Last month, my colleague Athena Mandros did a great job at laying out what “success” looks like for Medicare accountable care organization (ACO) programs (see Who Are The ‘Big Winners’ Of Medicare ACO Bonus Payments?). The success of ACOs operating under The Centers for Medicare & Medicaid Services (CMS) Medicare Shared Savings Program (MSSP) has gotten a lot of press this year, especially considering the Centers for Medicare & Medicaid Services (CMS) announcement that the MSSP and the Pioneer Accountable Care Organization Model produced a combined $1.29 billion in total Medicare savings since 2012 (see Physicians and health care providers continue to improve quality of care, lower costs).
But while those numbers are a positive, the challenges for succeeding as an ACO continue, with more ACOs struggling to stay “above average” in a highly competitive field. Shortly after the results were released, director of the Harvard Global Health Institute, Ashish Jha M.D., took a closer look at the numbers (see ACO Winners and Losers: a quick take) and pointed out a couple metrics that may have been missed in those headlines:
This year’s results show that only 119 (27%) of the MSSP ACOs received a share of the savings generated for a total of $466 million in shared savings payments. While that is more than in 2014 (92 ACOs for $341 million) and 2013 (52 ACOs for $315 million), it is still a small proportion of the ACOs that are participating. How big a threat this is to the Medicare ACO programs, or the concept of ACOs overall, remains to be seen. But the National Association of ACOs voiced its concerns in 2015 (see National Association of ACOs Comments on Medicare Second Year ACO Results), noting:

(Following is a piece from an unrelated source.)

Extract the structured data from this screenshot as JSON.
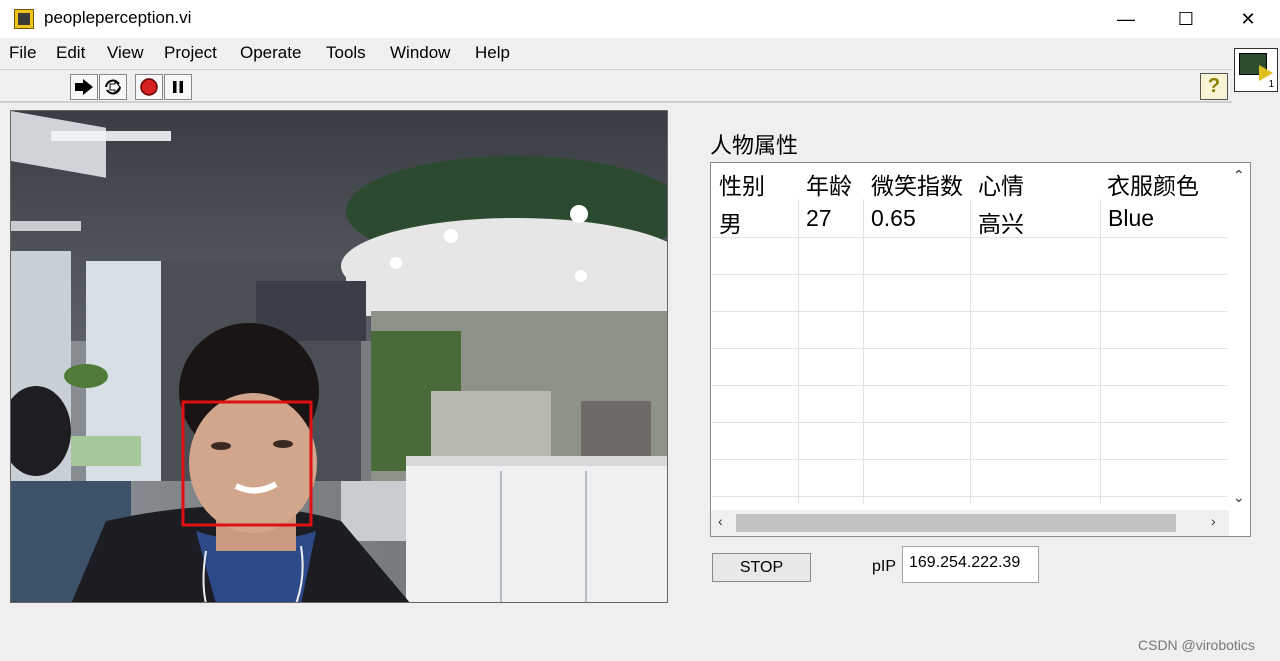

Hundreds of organizations with thousands of doctors, hospitals and other health care providers have invested over $1.5 billion of their money in the ACO program to date but they have received only $656 million total in return… This is not a sustainable business model for the long-term future.
To address the ACO sustainability issue, the National Association of ACOs offered five suggestions for CMS that include:

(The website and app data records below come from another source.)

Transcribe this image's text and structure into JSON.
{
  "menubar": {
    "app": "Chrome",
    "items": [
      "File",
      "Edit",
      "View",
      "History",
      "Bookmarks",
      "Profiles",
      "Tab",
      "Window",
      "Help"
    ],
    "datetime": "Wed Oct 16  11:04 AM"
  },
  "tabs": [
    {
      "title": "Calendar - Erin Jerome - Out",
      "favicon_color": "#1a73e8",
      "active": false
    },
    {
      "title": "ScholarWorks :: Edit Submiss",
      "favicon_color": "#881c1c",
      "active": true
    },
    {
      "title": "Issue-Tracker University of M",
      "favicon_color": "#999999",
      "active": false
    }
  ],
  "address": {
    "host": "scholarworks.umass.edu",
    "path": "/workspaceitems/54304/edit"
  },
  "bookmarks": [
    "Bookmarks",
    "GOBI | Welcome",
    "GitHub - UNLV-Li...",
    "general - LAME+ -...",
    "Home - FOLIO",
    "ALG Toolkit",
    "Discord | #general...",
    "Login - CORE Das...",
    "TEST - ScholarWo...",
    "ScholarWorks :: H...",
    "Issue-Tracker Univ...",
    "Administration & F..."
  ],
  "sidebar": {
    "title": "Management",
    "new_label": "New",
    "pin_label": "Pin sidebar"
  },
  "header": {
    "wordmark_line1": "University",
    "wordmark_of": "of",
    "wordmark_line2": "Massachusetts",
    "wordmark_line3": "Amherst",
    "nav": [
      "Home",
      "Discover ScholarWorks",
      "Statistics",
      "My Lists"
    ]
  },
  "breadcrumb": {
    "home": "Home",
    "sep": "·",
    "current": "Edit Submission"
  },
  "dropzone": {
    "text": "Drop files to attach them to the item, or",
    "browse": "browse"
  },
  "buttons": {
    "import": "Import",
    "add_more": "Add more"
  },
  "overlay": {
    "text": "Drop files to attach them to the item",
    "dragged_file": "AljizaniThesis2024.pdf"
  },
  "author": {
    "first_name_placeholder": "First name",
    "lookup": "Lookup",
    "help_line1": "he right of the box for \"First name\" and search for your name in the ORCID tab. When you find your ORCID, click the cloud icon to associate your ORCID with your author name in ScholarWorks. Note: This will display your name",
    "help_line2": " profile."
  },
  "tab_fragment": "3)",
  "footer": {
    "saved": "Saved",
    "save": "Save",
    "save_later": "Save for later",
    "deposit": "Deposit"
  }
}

Add to this the comments of one of the nation’s biggest proponents for ACOs and one of the designers of the Patient Protection & Affordable Care Act, Ezekiel Emanuel M.D. He noted in a 2015 op-ed that programs like the MSSP:

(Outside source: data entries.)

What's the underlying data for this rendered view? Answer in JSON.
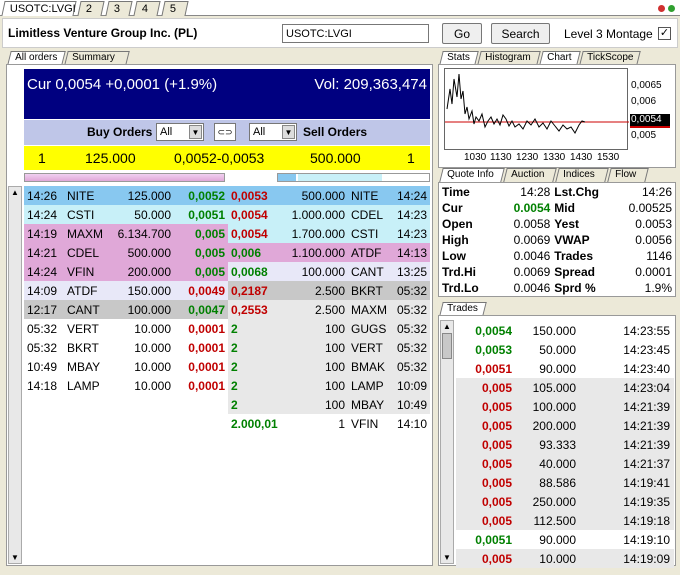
{
  "top_tabs": [
    {
      "label": "USOTC:LVGI",
      "active": true
    },
    {
      "label": "2"
    },
    {
      "label": "3"
    },
    {
      "label": "4"
    },
    {
      "label": "5"
    }
  ],
  "header": {
    "company": "Limitless Venture Group Inc. (PL)",
    "symbol": "USOTC:LVGI",
    "go": "Go",
    "search": "Search",
    "montage": "Level 3 Montage",
    "montage_checked": "✓"
  },
  "left_tabs": [
    "All orders",
    "Summary"
  ],
  "quote": {
    "cur": "Cur 0,0054 +0,0001 (+1.9%)",
    "vol": "Vol: 209,363,474"
  },
  "orders_bar": {
    "buy_label": "Buy Orders",
    "buy_filter": "All",
    "sell_filter": "All",
    "sell_label": "Sell Orders",
    "link_icon": "⊂⊃"
  },
  "summary": {
    "bid_count": "1",
    "bid_size": "125.000",
    "spread": "0,0052-0,0053",
    "ask_size": "500.000",
    "ask_count": "1"
  },
  "bids": [
    {
      "time": "14:26",
      "mm": "NITE",
      "size": "125.000",
      "price": "0,0052",
      "color": "#88c8f0",
      "pc": "green"
    },
    {
      "time": "14:24",
      "mm": "CSTI",
      "size": "50.000",
      "price": "0,0051",
      "color": "#c8f0f8",
      "pc": "green"
    },
    {
      "time": "14:19",
      "mm": "MAXM",
      "size": "6.134.700",
      "price": "0,005",
      "color": "#e0a8d8",
      "pc": "green"
    },
    {
      "time": "14:21",
      "mm": "CDEL",
      "size": "500.000",
      "price": "0,005",
      "color": "#e0a8d8",
      "pc": "green"
    },
    {
      "time": "14:24",
      "mm": "VFIN",
      "size": "200.000",
      "price": "0,005",
      "color": "#e0a8d8",
      "pc": "green"
    },
    {
      "time": "14:09",
      "mm": "ATDF",
      "size": "150.000",
      "price": "0,0049",
      "color": "#e8e8f8",
      "pc": "red"
    },
    {
      "time": "12:17",
      "mm": "CANT",
      "size": "100.000",
      "price": "0,0047",
      "color": "#c8c8c8",
      "pc": "green"
    },
    {
      "time": "05:32",
      "mm": "VERT",
      "size": "10.000",
      "price": "0,0001",
      "color": "#ffffff",
      "pc": "red"
    },
    {
      "time": "05:32",
      "mm": "BKRT",
      "size": "10.000",
      "price": "0,0001",
      "color": "#ffffff",
      "pc": "red"
    },
    {
      "time": "10:49",
      "mm": "MBAY",
      "size": "10.000",
      "price": "0,0001",
      "color": "#ffffff",
      "pc": "red"
    },
    {
      "time": "14:18",
      "mm": "LAMP",
      "size": "10.000",
      "price": "0,0001",
      "color": "#ffffff",
      "pc": "red"
    }
  ],
  "asks": [
    {
      "price": "0,0053",
      "size": "500.000",
      "mm": "NITE",
      "time": "14:24",
      "color": "#88c8f0",
      "pc": "red"
    },
    {
      "price": "0,0054",
      "size": "1.000.000",
      "mm": "CDEL",
      "time": "14:23",
      "color": "#c8f0f8",
      "pc": "red"
    },
    {
      "price": "0,0054",
      "size": "1.700.000",
      "mm": "CSTI",
      "time": "14:23",
      "color": "#c8f0f8",
      "pc": "red"
    },
    {
      "price": "0,006",
      "size": "1.100.000",
      "mm": "ATDF",
      "time": "14:13",
      "color": "#e0a8d8",
      "pc": "green"
    },
    {
      "price": "0,0068",
      "size": "100.000",
      "mm": "CANT",
      "time": "13:25",
      "color": "#e8e8f8",
      "pc": "green"
    },
    {
      "price": "0,2187",
      "size": "2.500",
      "mm": "BKRT",
      "time": "05:32",
      "color": "#c8c8c8",
      "pc": "red"
    },
    {
      "price": "0,2553",
      "size": "2.500",
      "mm": "MAXM",
      "time": "05:32",
      "color": "#e8e8e8",
      "pc": "red"
    },
    {
      "price": "2",
      "size": "100",
      "mm": "GUGS",
      "time": "05:32",
      "color": "#e8e8e8",
      "pc": "green"
    },
    {
      "price": "2",
      "size": "100",
      "mm": "VERT",
      "time": "05:32",
      "color": "#e8e8e8",
      "pc": "green"
    },
    {
      "price": "2",
      "size": "100",
      "mm": "BMAK",
      "time": "05:32",
      "color": "#e8e8e8",
      "pc": "green"
    },
    {
      "price": "2",
      "size": "100",
      "mm": "LAMP",
      "time": "10:09",
      "color": "#e8e8e8",
      "pc": "green"
    },
    {
      "price": "2",
      "size": "100",
      "mm": "MBAY",
      "time": "10:49",
      "color": "#e8e8e8",
      "pc": "green"
    },
    {
      "price": "2.000,01",
      "size": "1",
      "mm": "VFIN",
      "time": "14:10",
      "color": "#ffffff",
      "pc": "green"
    }
  ],
  "chart_tabs": [
    "Stats",
    "Histogram",
    "Chart",
    "TickScope"
  ],
  "chart": {
    "yticks": [
      "0,0065",
      "0,006",
      "0,0054",
      "0,005"
    ],
    "xticks": [
      "1030",
      "1130",
      "1230",
      "1330",
      "1430",
      "1530"
    ],
    "accent": "#cc0000"
  },
  "info_tabs": [
    "Quote Info",
    "Auction",
    "Indices",
    "Flow"
  ],
  "quote_info": [
    {
      "l1": "Time",
      "v1": "14:28",
      "l2": "Lst.Chg",
      "v2": "14:26"
    },
    {
      "l1": "Cur",
      "v1": "0.0054",
      "l2": "Mid",
      "v2": "0.00525"
    },
    {
      "l1": "Open",
      "v1": "0.0058",
      "l2": "Yest",
      "v2": "0.0053"
    },
    {
      "l1": "High",
      "v1": "0.0069",
      "l2": "VWAP",
      "v2": "0.0056"
    },
    {
      "l1": "Low",
      "v1": "0.0046",
      "l2": "Trades",
      "v2": "1146"
    },
    {
      "l1": "Trd.Hi",
      "v1": "0.0069",
      "l2": "Spread",
      "v2": "0.0001"
    },
    {
      "l1": "Trd.Lo",
      "v1": "0.0046",
      "l2": "Sprd %",
      "v2": "1.9%"
    }
  ],
  "trades_tab": "Trades",
  "trades": [
    {
      "price": "0,0054",
      "size": "150.000",
      "time": "14:23:55",
      "pc": "green",
      "bg": "#ffffff"
    },
    {
      "price": "0,0053",
      "size": "50.000",
      "time": "14:23:45",
      "pc": "green",
      "bg": "#ffffff"
    },
    {
      "price": "0,0051",
      "size": "90.000",
      "time": "14:23:40",
      "pc": "red",
      "bg": "#ffffff"
    },
    {
      "price": "0,005",
      "size": "105.000",
      "time": "14:23:04",
      "pc": "red",
      "bg": "#e8e8e8"
    },
    {
      "price": "0,005",
      "size": "100.000",
      "time": "14:21:39",
      "pc": "red",
      "bg": "#e8e8e8"
    },
    {
      "price": "0,005",
      "size": "200.000",
      "time": "14:21:39",
      "pc": "red",
      "bg": "#e8e8e8"
    },
    {
      "price": "0,005",
      "size": "93.333",
      "time": "14:21:39",
      "pc": "red",
      "bg": "#e8e8e8"
    },
    {
      "price": "0,005",
      "size": "40.000",
      "time": "14:21:37",
      "pc": "red",
      "bg": "#e8e8e8"
    },
    {
      "price": "0,005",
      "size": "88.586",
      "time": "14:19:41",
      "pc": "red",
      "bg": "#e8e8e8"
    },
    {
      "price": "0,005",
      "size": "250.000",
      "time": "14:19:35",
      "pc": "red",
      "bg": "#e8e8e8"
    },
    {
      "price": "0,005",
      "size": "112.500",
      "time": "14:19:18",
      "pc": "red",
      "bg": "#e8e8e8"
    },
    {
      "price": "0,0051",
      "size": "90.000",
      "time": "14:19:10",
      "pc": "green",
      "bg": "#ffffff"
    },
    {
      "price": "0,005",
      "size": "10.000",
      "time": "14:19:09",
      "pc": "red",
      "bg": "#e8e8e8"
    }
  ]
}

…rewards organizations for underspending but does not penalize them for excessive spending—the number of new participants is falling, and more than half of the participants are now deciding whether to renew. The fundamental problem with a voluntary program is that to attract participants, Medicare needs to make it easy for the ACO to be rewarded. Paradoxically, this makes it hard to achieve substantial savings (see The Coming Shock in Health-Care Cost Increases).
The demise of some ACOs is inevitable – like the demise of some health insuring organizations and some health systems. In this disruptive shift to value-based reimbursement, the requirements are monumental and the competition is mighty. But, for the ACO group that is “above average” there are rewards (see The Problem With Risk – Not Everyone Can Be Above Average and Is Value-Based Reimbursement Really Here? It’s Hard To Tell), and those systems will thrive.
In the meantime, it’s important to pay close attention to the costs and performance of today’s ACOs. For more on the ACO landscape, be sure to check out the OPEN MINDS market intelligence report, The 2016 OPEN MINDS Medicare ACO Update: A Three-Year Trends Report, which provides a three-year look back on Medicare ACO performance and compares the results, including a list of the top 10 ACO performers across the country.